This attack is feasible even if SHA-256 is used for the HMAC, as would be the case with SCRAM-SHA-256-PLUS, thanks to the truncation it’s subjected to in tls-unique. SLOTH also addresses the use of weaker algorithms, such as MD5 and SHA-1, which can be vulnerable regardless of whether their output is truncated. This has some implications for SCRAM-SHA-1 and of course SCRAM-SHA-1-PLUS, but I suggest that SHA-256 should be the minimum acceptable mode for most authentication systems as the time of writing (although I doubt it is).

## TLSv1.3 and channel binding

I discussed this issue in a previous article, so won’t get into much detail here. For completeness, however, it must be noted that TLSv1.3 does not include tls-unique. This is mostly driven by the SLOTH issue described above. Unfortunately, the replacement for tls-unique, dubbed tls-exporter, is still under review.

With tls-exporter, Exported Key Material (EKM) is derived from the TLS master secret using an HMAC-based Key Derivation Function (HKDF), using the label EXPORTER-Channel-Binding as input to the HKDF alongside the master secret. The output is 32 bytes in length, so maintains the same strength as the master secret, unlike the truncated 12-bytes of the tls-unqiue output.

If published as a proposed standard, this would overcome SLOTH type issues, but would require TLS libraries to support exporting this data for use by applications for channel binding.

## Mutual channel binding verification

One potential deficiency I identified in step 5 is that the client has to trust that the server verified the channel binding. SCRAM avoids a situation where the server simply accepts any provided proof, because it must also produce verification to the client that it shares some knowledge of the password.
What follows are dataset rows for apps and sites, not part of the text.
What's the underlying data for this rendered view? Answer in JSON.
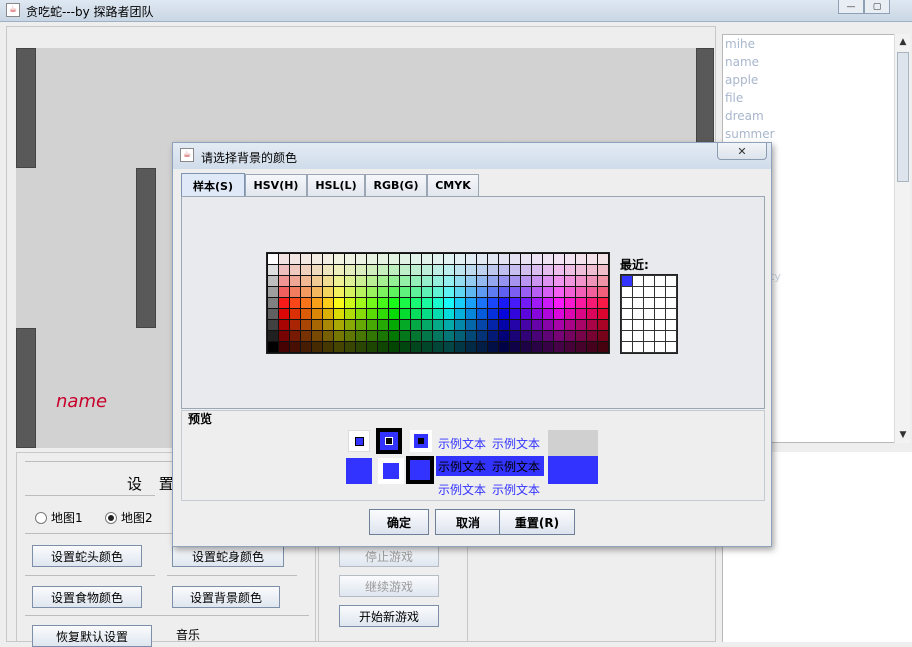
{
  "window": {
    "title": "贪吃蛇---by 探路者团队",
    "minimize_glyph": "—",
    "maximize_glyph": "▢",
    "close_glyph": "✕"
  },
  "game": {
    "snake_name": "name"
  },
  "word_list": {
    "items": [
      "mihe",
      "name",
      "apple",
      "file",
      "dream",
      "summer"
    ],
    "ghost_text": "ty"
  },
  "settings": {
    "heading": "设 置",
    "map1": "地图1",
    "map2": "地图2",
    "selected_map": "地图2",
    "btn_head_color": "设置蛇头颜色",
    "btn_body_color": "设置蛇身颜色",
    "btn_food_color": "设置食物颜色",
    "btn_bg_color": "设置背景颜色",
    "btn_restore": "恢复默认设置",
    "music_label": "音乐"
  },
  "controls": {
    "stop_game": "停止游戏",
    "continue_game": "继续游戏",
    "new_game": "开始新游戏"
  },
  "dialog": {
    "title": "请选择背景的颜色",
    "close_glyph": "✕",
    "tabs": [
      {
        "label": "样本(S)",
        "active": true
      },
      {
        "label": "HSV(H)",
        "active": false
      },
      {
        "label": "HSL(L)",
        "active": false
      },
      {
        "label": "RGB(G)",
        "active": false
      },
      {
        "label": "CMYK",
        "active": false
      }
    ],
    "recent_label": "最近:",
    "recent_selected_color": "#3333ff",
    "preview_label": "预览",
    "sample_text": "示例文本",
    "preview_color": "#3333ff",
    "preview_old_color": "#d0d0d0",
    "ok_button": "确定",
    "cancel_button": "取消",
    "reset_button": "重置(R)"
  },
  "icons": {
    "app_icon": "java-coffee-icon",
    "dialog_icon": "java-coffee-icon"
  }
}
However, SCRAM-PLUS doesn’t give the same mutual guarantees for the channel binding as it does for the password.

The server may simply accept a SCRAM-PLUS authentication without checking the channel binding token. The server would be at fault for deficient binding checks and the client has no way of knowing this.

### A fix?

I don’t think it’s worth dwelling on TLSv1.2 and the tls-unique binding method. Instead, I’d like to turn my attention to TLSv1.3 and the proposed tls-exporter method. The current proposal is to export a token by using an HMAC Key Derivation Function (HKDF) against the TLS session’s unique master secret with the label EXPORTER-Channel-Binding. We can go further than that.

I would like to see client and server derive and share their own Exported Key Material (EKM) by using unique labels, for example EXPORTER-Channel-Binding-Client and EXPORTER-Channel-Binding-Server. The client and server can share the EKM during SCRAM and include them in the authentication message, similar to the combined client/server nonce. The client can reproduce the server’s EKM and check it against the authentication message contents, with the server reproducing the client’s EKM and then also checking. This proves that both are operating with the same TLS unique master secret, with two-way verification of this fact.

This closes the loop in terms of verification by both parties.

### Alternative

Another way of resolving the issue, which would work for tls-exporter without generating any extra material, would be to remove the binding data from the client’s final message, but retain it in the authentication message. With a bound channel, both sides have access to the channel binding data, so can construct equivalent authentication messages for their proof/signature generation, but the client doesn’t give the server and advantage by revealing the binding data.

# Closing thoughts

In this post I’ve focused on three main issues:

1. The steps involved in SCRAM authentication
2. How channel binding tokens are used in SCRAM-PLUS
3. A proposal for allowing mutual verification of channel binding

This gets us a step closer to understanding and application of techniques for stronger mutual authentication with defenses against MITM. In future articles I’ll be looking at how browsers should be stricter about authentication methods that they allow and how people are nearly always the weakest link in the authentication process, and what to do about it.